In election years, markets will shift their focus based on which presidential candidate is currently the front runner. What the money actually says is a very different picture than what is painted by the political right.
When a Republican is the front runner, bonds increase in price. Why? The expectation is for the federal deficit to increase at a more rapid rate and thus raise government borrowing costs. This is not without past validation. The federal deficit has increased the most in percentage of GDP under recent Republican presidents and declined as a percent of GDP under Democrats. Yes, many Republicans decry the size of the current federal debt under President Obama but with an unwillingness to acknowledge that an empty chair could have created most of it after W. presidency. Tax cuts for the wealthy, two stimulus packages, that went mostly unspent, two wars costing trillions of dollars, the addition of Medicare Part D and a massive recession, that dramatically reduced tax rolls, certainly rolled over into the Presidency of Barack Obama.
How much have deficits increased under Republicans versus Democrats? The first President to increase federal deficits in the last 45 years was Nixon with an increase of close to 5%. Reagan was a 55% increase, H.W. Bush accounted for 18% and George W. increased deficits 35%. On the contrary, Carter reduced spending as a percent of GDP by 5%, Clinton by a little over 30% and it has increased about 23% under Barack Obama, much due to the factors previously mentioned, but has started to fall toward the end of his term at a rate that is without precedent.
How have presidents fared in overall debt increases? Reagan 189%, George H. W. Bush 55%, Bill Clinton 37%, George W. Bush 86% and Barack Obama 35%.
Deficits have nowhere to go but up currently and most likely the next President will see increases regardless of their party. The question is always how much?
As far as which party is best for stocks, it is no questions. Democrats have presided over the best stock market gains by far. Again, much of the performance of one president can reflect the prior president. President Obama has presided over great gains, but it is also important to remember that the market had to rebounded after such dramatic losses before February 2009.

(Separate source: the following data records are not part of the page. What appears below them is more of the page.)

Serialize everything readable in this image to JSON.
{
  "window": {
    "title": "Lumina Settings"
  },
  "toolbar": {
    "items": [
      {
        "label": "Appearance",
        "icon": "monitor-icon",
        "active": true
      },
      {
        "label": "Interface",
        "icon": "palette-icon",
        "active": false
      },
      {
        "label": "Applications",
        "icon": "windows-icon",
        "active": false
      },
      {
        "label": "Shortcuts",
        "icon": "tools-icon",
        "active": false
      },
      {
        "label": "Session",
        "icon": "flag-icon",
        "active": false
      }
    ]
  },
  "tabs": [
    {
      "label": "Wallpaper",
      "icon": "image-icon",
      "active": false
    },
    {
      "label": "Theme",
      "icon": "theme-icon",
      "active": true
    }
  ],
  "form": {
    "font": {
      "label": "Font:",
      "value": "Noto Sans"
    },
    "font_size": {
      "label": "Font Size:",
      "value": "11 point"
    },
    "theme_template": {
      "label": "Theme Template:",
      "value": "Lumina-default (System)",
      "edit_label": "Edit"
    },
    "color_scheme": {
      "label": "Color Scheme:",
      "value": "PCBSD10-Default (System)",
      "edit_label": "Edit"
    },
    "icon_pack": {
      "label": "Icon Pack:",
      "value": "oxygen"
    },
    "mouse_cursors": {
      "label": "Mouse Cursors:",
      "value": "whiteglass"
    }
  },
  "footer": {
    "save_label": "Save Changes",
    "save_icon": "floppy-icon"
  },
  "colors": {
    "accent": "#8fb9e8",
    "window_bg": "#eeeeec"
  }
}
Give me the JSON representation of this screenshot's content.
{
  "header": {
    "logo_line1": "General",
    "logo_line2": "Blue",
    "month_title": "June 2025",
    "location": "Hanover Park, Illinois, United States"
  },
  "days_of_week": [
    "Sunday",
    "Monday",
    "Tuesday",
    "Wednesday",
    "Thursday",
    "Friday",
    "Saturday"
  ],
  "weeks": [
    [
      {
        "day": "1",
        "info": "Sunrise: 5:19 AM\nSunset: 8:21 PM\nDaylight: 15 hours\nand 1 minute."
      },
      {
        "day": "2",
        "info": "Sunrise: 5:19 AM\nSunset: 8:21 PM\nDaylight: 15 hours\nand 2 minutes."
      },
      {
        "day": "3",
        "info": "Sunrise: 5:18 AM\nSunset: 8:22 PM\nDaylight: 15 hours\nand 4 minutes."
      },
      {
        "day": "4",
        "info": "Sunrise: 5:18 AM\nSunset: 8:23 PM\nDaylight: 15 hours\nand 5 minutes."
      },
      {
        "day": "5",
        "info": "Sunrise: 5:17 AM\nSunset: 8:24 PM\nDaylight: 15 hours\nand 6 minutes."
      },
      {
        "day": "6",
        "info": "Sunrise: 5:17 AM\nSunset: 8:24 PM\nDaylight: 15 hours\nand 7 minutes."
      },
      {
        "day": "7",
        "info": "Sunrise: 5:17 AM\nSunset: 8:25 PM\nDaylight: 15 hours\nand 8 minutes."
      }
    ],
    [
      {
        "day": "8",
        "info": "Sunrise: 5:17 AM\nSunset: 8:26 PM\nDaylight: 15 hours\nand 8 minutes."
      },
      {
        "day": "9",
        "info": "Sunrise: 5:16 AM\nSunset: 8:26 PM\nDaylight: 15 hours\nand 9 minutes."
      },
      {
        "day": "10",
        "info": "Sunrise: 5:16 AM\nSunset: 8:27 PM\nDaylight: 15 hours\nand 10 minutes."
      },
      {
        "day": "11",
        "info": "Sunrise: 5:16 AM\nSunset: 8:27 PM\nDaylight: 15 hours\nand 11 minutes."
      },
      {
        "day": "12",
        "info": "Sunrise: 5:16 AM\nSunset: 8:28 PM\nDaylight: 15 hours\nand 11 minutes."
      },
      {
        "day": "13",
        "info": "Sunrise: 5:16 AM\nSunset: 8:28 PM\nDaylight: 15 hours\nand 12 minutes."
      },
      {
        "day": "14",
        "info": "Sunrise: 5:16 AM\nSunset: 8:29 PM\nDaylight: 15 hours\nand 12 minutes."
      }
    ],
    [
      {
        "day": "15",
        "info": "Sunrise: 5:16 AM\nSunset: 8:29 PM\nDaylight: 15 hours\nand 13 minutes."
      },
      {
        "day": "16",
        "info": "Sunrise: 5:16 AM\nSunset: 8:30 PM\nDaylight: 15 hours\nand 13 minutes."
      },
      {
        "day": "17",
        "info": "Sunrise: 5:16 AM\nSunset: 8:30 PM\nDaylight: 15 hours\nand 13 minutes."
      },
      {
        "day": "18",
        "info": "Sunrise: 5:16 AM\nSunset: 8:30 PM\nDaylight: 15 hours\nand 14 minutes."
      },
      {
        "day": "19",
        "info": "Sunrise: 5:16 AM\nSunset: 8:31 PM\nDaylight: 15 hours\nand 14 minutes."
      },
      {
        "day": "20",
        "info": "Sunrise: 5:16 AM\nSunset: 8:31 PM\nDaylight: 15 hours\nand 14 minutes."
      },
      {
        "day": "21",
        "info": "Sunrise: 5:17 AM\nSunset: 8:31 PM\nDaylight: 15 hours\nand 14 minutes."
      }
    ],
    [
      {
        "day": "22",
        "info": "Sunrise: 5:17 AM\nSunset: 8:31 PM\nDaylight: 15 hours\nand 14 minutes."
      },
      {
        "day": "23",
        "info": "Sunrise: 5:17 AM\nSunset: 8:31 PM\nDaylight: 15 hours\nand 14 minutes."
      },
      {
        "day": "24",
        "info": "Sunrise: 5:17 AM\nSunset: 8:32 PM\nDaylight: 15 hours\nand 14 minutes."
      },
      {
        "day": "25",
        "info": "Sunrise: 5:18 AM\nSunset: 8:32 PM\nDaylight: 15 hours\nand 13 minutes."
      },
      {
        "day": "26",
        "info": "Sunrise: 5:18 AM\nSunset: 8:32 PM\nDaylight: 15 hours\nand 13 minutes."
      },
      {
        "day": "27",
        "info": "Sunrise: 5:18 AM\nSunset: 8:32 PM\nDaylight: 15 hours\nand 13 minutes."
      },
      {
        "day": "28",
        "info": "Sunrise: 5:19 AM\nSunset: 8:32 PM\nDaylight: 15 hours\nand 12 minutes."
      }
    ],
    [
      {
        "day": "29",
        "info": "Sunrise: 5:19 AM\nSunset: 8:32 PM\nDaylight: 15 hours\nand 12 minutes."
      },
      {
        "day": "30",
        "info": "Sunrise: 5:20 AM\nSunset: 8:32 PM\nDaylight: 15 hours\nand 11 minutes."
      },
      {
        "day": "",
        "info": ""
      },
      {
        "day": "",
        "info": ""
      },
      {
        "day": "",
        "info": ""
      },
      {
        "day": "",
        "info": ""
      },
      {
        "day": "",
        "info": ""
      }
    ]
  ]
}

Average annualized returns under Republicans since 1901 are 3%. Under Democrats they are 7%. How about since Kennedy, to get a more recent picture? Democrats again lead with 7.92% and Republicans show 4.64%.
The zenruption view is that a recession is certainly due. The next President, whether Clinton of Trump, will certainly deal with a downturn and a loss in stock market returns. The response is what will matter.
The picture has traditionally been painted of “tax and spend” Democrats and “the party of fiscal responsibility” Republicans. These designations aren’t necessarily true. Much of the blame rests with the pursuit of trickle-down economics as a steadfast policy that has never worked. Even the economic gains under Reagan have shown to be mostly correlated to Paul Volker reducing interest rates, after dramatically increasing them, while he was chairman of the Federal Reserve.
zenruption feels strongly that no President sits in a vacuum during their term and that the policies of the preceding President certainly effects the subsequent. Regardless, an 8-year term can bring about substantial change and there is certainly a reason that stocks prefer Democrats and bonds prefer Republicans.
Lina Martinez is a contributor to zenruption’s money, business, life and politics sections. She still has not disavowed her propensity to sing Careless Whisper in the shower. She has recently discovered blackberry mojitos and is really happy about it.
Feature photo courtesy of Flickr, under Creative Commons Attribution-Noncommercial license